__Required action__
Scan the data below and report how many lines include the word "date". Nothing else is wanted.
══════════
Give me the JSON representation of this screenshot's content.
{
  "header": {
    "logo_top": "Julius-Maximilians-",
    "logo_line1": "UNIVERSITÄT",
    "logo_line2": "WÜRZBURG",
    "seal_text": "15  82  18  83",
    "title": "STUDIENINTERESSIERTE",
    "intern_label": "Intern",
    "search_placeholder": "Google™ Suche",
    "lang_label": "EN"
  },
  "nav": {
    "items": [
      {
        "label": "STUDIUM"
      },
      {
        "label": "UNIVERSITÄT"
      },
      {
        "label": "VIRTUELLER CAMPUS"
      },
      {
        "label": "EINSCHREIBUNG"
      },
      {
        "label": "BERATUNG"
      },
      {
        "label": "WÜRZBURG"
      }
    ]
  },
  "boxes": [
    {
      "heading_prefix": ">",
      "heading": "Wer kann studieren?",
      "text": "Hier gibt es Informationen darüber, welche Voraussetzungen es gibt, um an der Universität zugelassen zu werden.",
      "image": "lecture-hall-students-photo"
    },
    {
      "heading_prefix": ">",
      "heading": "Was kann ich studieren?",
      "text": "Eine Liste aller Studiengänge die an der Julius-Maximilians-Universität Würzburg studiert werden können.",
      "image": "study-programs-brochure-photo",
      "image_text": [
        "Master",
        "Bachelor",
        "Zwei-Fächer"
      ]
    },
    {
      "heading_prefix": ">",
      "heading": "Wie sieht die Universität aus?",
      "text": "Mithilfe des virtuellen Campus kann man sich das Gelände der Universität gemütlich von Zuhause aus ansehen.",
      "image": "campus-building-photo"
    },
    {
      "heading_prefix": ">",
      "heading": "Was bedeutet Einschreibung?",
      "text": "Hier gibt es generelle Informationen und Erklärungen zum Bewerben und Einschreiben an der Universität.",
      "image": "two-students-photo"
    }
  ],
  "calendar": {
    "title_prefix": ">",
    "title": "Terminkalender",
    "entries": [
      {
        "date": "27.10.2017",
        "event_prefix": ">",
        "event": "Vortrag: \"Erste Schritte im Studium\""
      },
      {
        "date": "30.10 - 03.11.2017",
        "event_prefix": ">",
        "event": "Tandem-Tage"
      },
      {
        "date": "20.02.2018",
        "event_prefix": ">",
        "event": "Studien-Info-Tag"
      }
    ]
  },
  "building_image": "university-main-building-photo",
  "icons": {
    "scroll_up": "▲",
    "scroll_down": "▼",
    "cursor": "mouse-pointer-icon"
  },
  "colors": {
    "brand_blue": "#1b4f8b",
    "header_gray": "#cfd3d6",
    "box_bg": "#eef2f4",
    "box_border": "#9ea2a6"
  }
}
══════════
__Answer area__
3